Victorino turned on that last one, and the Red Sox are in the World Series because of it. The shot settled just over the Green Monster in left, the grand slam that gave Boston a 5-2 victory over the Tigers, whose starting rotation pitched so superbly but whose bullpen again did them in. The Sox took the series, four games to two, and will open the World Series Wednesday night at Fenway Park, which by then may have recovered from the delirium Victorino provided.
“My emotions are getting me,” Victorino said on the field afterward, as his teammates hugged all around him. “A special moment. Something I will never forget. It’s the ALCS. We have another task ahead of us. But this team all year long? It’s a special group of guys.”
And it was, in fact, a special series, tense at almost every turn. Victorino’s shot provided Boston with its only victory that wasn’t by one run. Each team had a 1-0 victory. Until Victorino’s game-changer, Saturday night was a one-run affair throughout.
“This series had a little bit of everything — dramatic comeback wins, dominant starting pitching, particularly on their part,” Red Sox Manager John Farrell said. “You couldn’t have asked for a better series.
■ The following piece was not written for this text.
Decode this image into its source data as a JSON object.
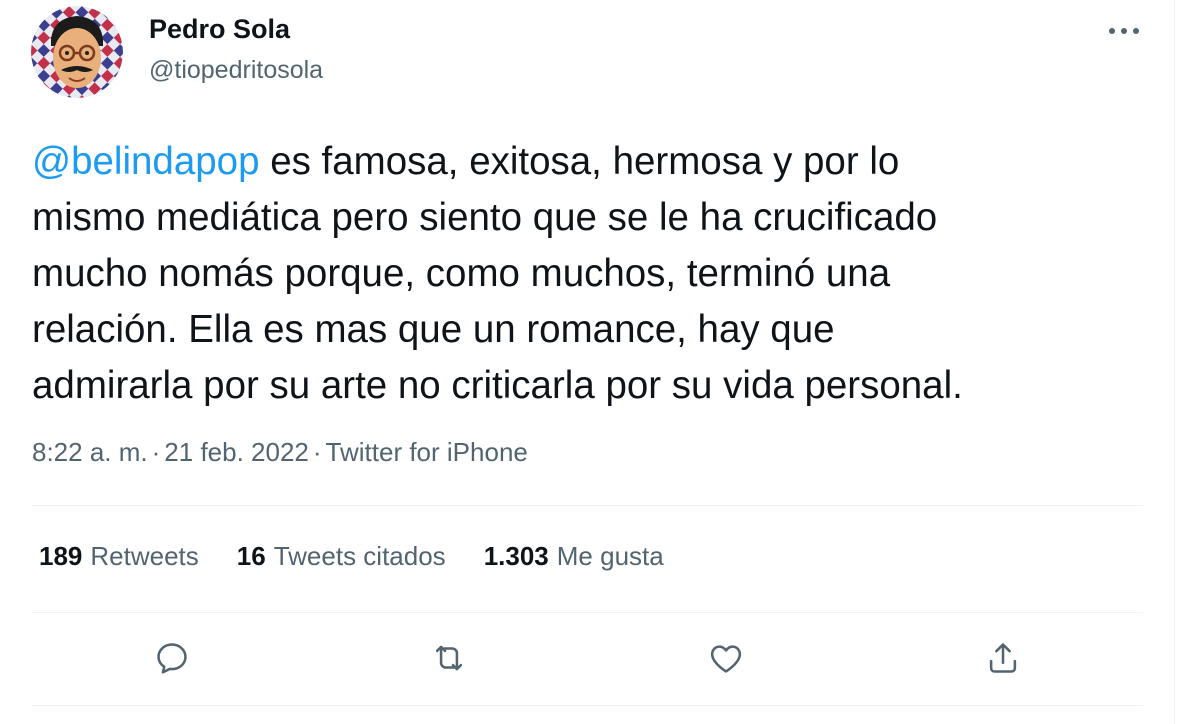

It tested everything we had, pushed us to the limit.”
And it pushed the Tigers, who were looking for their second pennant in a row, into the offseason, where they will have much to consider. Their $214 million slugging first baseman, Prince Fielder, finished a miserable series with an 0-for-3 night that left him with four singles in 22 ALCS at-bats, and without an RBI for the entire postseason. Their Triple Crown winner and MVP from a year ago, Miguel Cabrera, was a fraction of his full self, ripping a single and scoring a run Saturday, but ultimately reduced by his bad groin.
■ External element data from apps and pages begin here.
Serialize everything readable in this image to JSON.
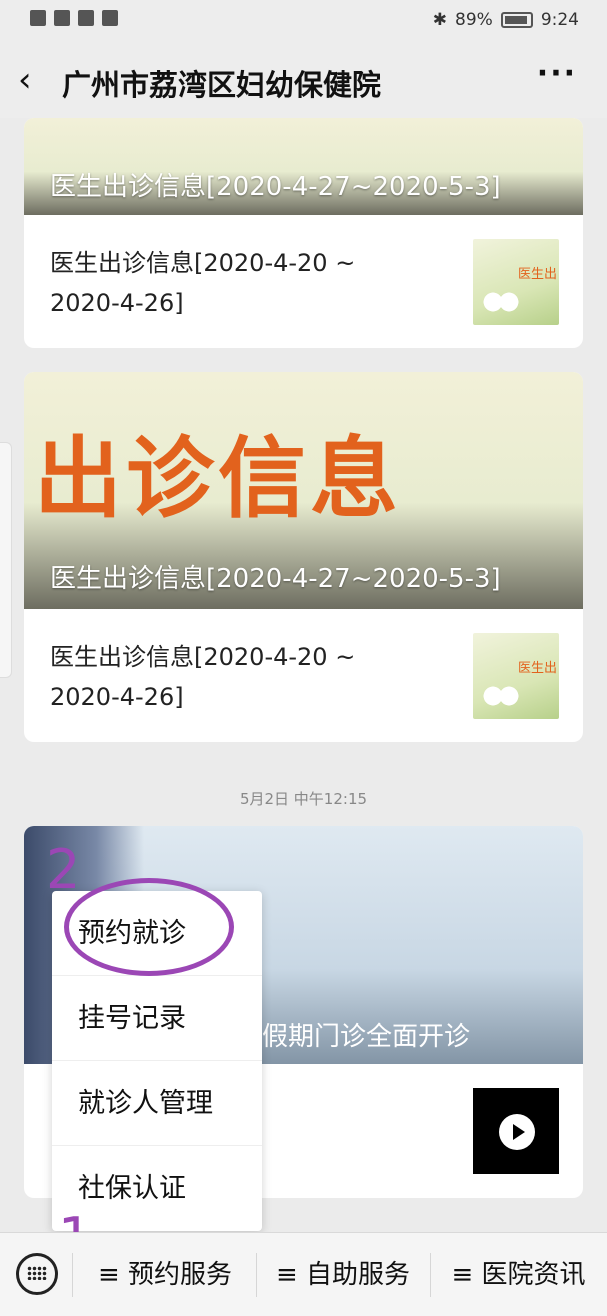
{
  "status_bar": {
    "battery_percent": "89%",
    "time": "9:24"
  },
  "header": {
    "back_glyph": "‹",
    "title": "广州市荔湾区妇幼保健院",
    "more_glyph": "···"
  },
  "cards": [
    {
      "banner_caption": "医生出诊信息[2020-4-27~2020-5-3]",
      "sub_text": "医生出诊信息[2020-4-20 ~ 2020-4-26]",
      "thumb_label": "医生出"
    },
    {
      "banner_bigtext": "出诊信息",
      "banner_caption": "医生出诊信息[2020-4-27~2020-5-3]",
      "sub_text": "医生出诊信息[2020-4-20 ~ 2020-4-26]",
      "thumb_label": "医生出"
    }
  ],
  "timestamp": "5月2日 中午12:15",
  "card3": {
    "banner_caption": "假期门诊全面开诊"
  },
  "popup_menu": {
    "items": [
      "预约就诊",
      "挂号记录",
      "就诊人管理",
      "社保认证"
    ]
  },
  "annotations": {
    "step1": "1",
    "step2": "2"
  },
  "bottom_menu": {
    "tabs": [
      "≡ 预约服务",
      "≡ 自助服务",
      "≡ 医院资讯"
    ]
  },
  "colors": {
    "annotation": "#9b47b5",
    "accent_orange": "#e2621d"
  }
}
And the Tigers’ biggest preseason question — the bullpen — simply couldn’t keep up with the relievers from the Red Sox. When Farrell turned to his pen to take over for fading right-hander Clay Buchholz in the sixth, he could do so with confidence. Yes, Franklin Morales’s unforgivable outing at that point — a four-pitch walk to the flailing Fielder, then a rocket of a single to Victor Martinez that put Detroit up 2-1 – was a stain for the Boston bullpen.
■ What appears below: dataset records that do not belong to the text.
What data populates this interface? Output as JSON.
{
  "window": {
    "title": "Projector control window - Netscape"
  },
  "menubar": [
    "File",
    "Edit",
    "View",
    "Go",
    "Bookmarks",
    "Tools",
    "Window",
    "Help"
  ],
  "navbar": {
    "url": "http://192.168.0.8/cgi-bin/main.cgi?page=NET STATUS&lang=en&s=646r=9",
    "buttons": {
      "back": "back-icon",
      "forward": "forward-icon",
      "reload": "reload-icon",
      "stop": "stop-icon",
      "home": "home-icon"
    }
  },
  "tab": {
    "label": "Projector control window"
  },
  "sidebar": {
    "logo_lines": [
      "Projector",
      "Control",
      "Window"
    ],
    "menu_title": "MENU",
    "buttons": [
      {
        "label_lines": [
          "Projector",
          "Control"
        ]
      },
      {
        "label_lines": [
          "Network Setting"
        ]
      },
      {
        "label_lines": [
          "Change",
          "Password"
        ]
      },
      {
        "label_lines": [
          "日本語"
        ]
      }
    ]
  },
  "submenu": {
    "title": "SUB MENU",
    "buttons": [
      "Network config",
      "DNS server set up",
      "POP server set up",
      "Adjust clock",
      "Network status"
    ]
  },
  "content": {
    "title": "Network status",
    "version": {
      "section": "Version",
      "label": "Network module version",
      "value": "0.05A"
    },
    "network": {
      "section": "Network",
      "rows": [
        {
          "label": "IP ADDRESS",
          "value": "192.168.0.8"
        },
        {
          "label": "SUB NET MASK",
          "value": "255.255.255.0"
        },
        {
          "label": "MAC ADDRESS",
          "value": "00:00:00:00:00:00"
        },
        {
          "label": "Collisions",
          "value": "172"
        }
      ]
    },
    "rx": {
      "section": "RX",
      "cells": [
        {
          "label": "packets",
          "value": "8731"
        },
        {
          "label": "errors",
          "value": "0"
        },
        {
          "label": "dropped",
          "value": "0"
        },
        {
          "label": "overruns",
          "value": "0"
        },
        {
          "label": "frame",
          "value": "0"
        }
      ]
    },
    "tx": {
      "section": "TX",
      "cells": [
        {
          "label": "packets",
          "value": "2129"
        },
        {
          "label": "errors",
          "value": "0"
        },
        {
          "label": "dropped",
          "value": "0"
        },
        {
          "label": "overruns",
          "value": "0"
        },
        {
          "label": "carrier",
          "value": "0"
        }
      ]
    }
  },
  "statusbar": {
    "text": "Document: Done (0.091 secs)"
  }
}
But beyond that, Brandon Workman, Junichi Tazawa, Craig Breslow and Koji Uehara — who saved three Boston wins and won the other, earning most valuable player honors — were their splendid selves. Over the final four innings, that group combined to allow three hits, extending a remarkable postseason in which Red Sox relievers have now given up one run in 21 innings, a 0.43 ERA.